The Northern Cape will kick off the process on 25 January, followed by North West from 2 February, state-owned Sentech, which provides national television broadcasts into South African homes through its signal distribution network, said in a statement on Monday.
The company said it hopes to complete the digital restacking exercise, which will see all television broadcasts moved to frequencies below 694MHz, by the end of the year. The move will pave the way for communications regulator Icasa to license frequencies in the 700MHz and 800MHz bands to telecommunications operators through an auction.
Sentech’s move comes despite litigation brought by eMedia Holdings – the parent of e.tv – against communications minister Khumbudzo Ntshavheni.
eMedia wants to delay the digital migration project because it argues that it stands to lose viewers if the switchover is rushed. The high court is scheduled to hear eMedia’s arguments on 8 March.
eMedia CEO Khalik Sherrif, speaking to TechCentral in an interview in October last year, said the shortest possible time in which the project could be completed without causing serious harm to the broadcasting sector was 15 months. Anything less, he said, would harm e.tv and other broadcasters and would flout provisions of the constitution dealing with the broadcasting sector.
Ntshavheni, however, is pushing ahead with the project: she has not budged from her commitment to complete the analogue switch-off by 31 March.
During the frequency change configuration process at each transmitter site, viewer television signals will be disrupted for up to six hours
Sentech said in its statement that it is forging ahead with the frequency changes following the analogue switch-off in each province. Mpumalanga will follow North West. It will then be the turn of the Eastern Cape, KwaZulu-Natal, the Western Cape, Limpopo and, lastly, Gauteng, it said.
“The project kicked off in the Free State at the end of 2021 and is targeted to finish all frequency changes by the end of 2022,” Sentech said.

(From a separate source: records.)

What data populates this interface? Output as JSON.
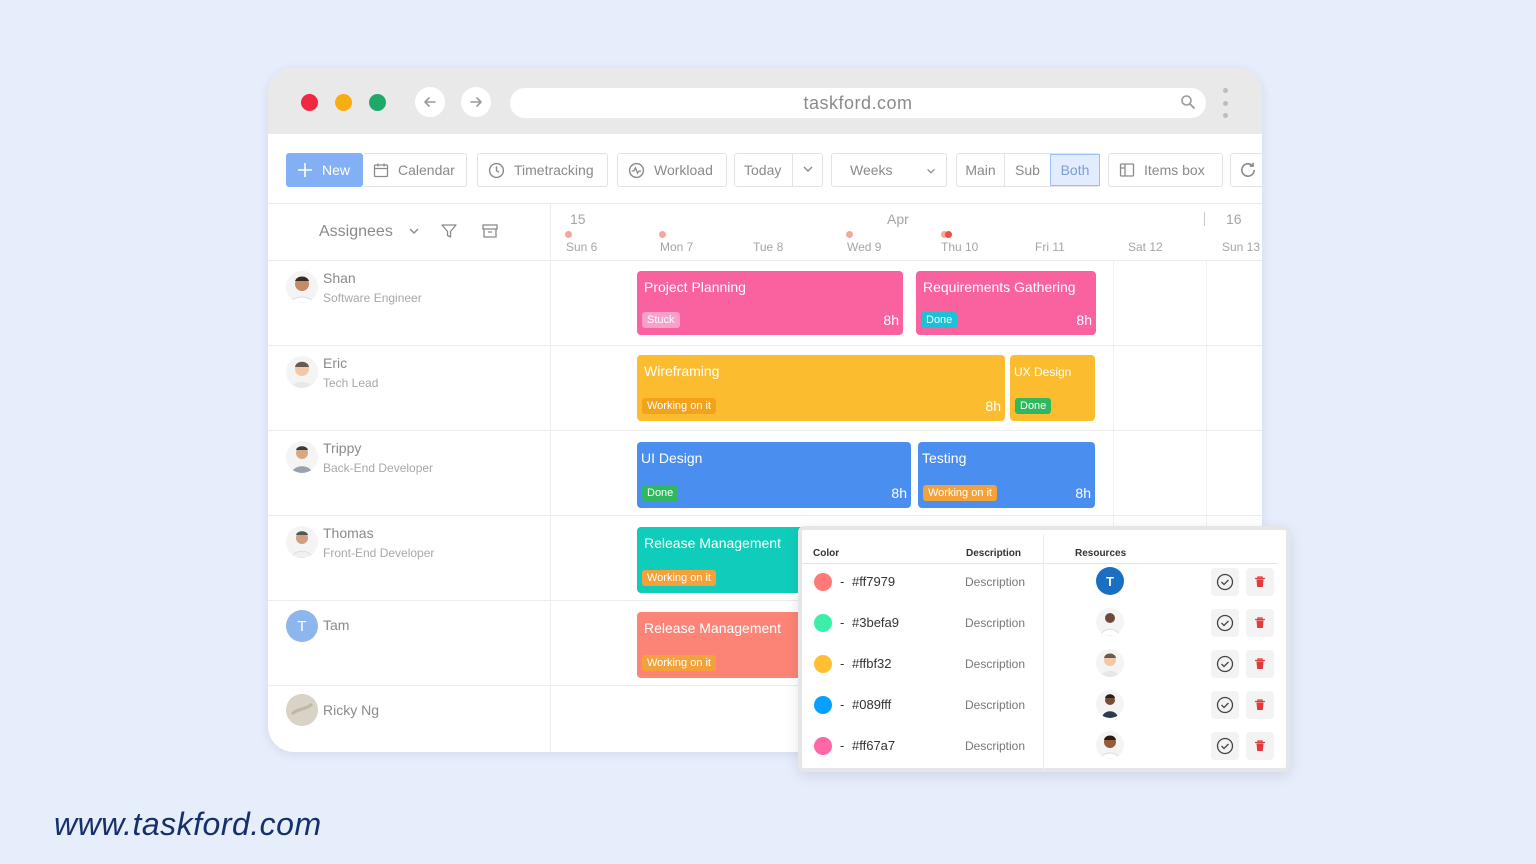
{
  "browser": {
    "url": "taskford.com",
    "colors": {
      "close": "#ef2a40",
      "minimize": "#f7ae12",
      "maximize": "#1ea86a"
    }
  },
  "toolbar": {
    "new_label": "New",
    "calendar_label": "Calendar",
    "timetracking_label": "Timetracking",
    "workload_label": "Workload",
    "today_label": "Today",
    "weeks_label": "Weeks",
    "main_label": "Main",
    "sub_label": "Sub",
    "both_label": "Both",
    "itemsbox_label": "Items box"
  },
  "header": {
    "assignees_label": "Assignees",
    "week_left": "15",
    "month": "Apr",
    "week_right": "16",
    "days": [
      "Sun 6",
      "Mon 7",
      "Tue 8",
      "Wed 9",
      "Thu 10",
      "Fri 11",
      "Sat 12",
      "Sun 13"
    ]
  },
  "people": [
    {
      "name": "Shan",
      "role": "Software Engineer"
    },
    {
      "name": "Eric",
      "role": "Tech Lead"
    },
    {
      "name": "Trippy",
      "role": "Back-End Developer"
    },
    {
      "name": "Thomas",
      "role": "Front-End Developer"
    },
    {
      "name": "Tam",
      "role": "",
      "initial": "T"
    },
    {
      "name": "Ricky Ng",
      "role": ""
    }
  ],
  "tasks": [
    {
      "name": "Project Planning",
      "status": "Stuck",
      "hours": "8h",
      "color": "#f9619f",
      "badge_color": "#fb9fcb"
    },
    {
      "name": "Requirements Gathering",
      "status": "Done",
      "hours": "8h",
      "color": "#f9619f",
      "badge_color": "#19c2d6"
    },
    {
      "name": "Wireframing",
      "status": "Working on it",
      "hours": "8h",
      "color": "#fbbd2f",
      "badge_color": "#f3a21c"
    },
    {
      "name": "UX Design",
      "status": "Done",
      "hours": "",
      "color": "#fbbd2f",
      "badge_color": "#2fb85d"
    },
    {
      "name": "UI Design",
      "status": "Done",
      "hours": "8h",
      "color": "#4a8ef0",
      "badge_color": "#2fb85d"
    },
    {
      "name": "Testing",
      "status": "Working on it",
      "hours": "8h",
      "color": "#4a8ef0",
      "badge_color": "#f5a13a"
    },
    {
      "name": "Release Management",
      "status": "Working on it",
      "hours": "",
      "color": "#10cdbb",
      "badge_color": "#f5a13a"
    },
    {
      "name": "Release Management",
      "status": "Working on it",
      "hours": "",
      "color": "#fb8476",
      "badge_color": "#f5a13a"
    }
  ],
  "popup": {
    "headers": {
      "color": "Color",
      "description": "Description",
      "resources": "Resources"
    },
    "rows": [
      {
        "hex": "#ff7979",
        "description": "Description",
        "resource_initial": "T"
      },
      {
        "hex": "#3befa9",
        "description": "Description"
      },
      {
        "hex": "#ffbf32",
        "description": "Description"
      },
      {
        "hex": "#089fff",
        "description": "Description"
      },
      {
        "hex": "#ff67a7",
        "description": "Description"
      }
    ]
  },
  "footer": {
    "site": "www.taskford.com"
  }
}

“During the frequency change configuration process at each transmitter site, viewer television signals will be disrupted for up to six hours. Disruption dates for each town will be available on the Sentech website and social media pages.” — © 2022 NewsCentral Media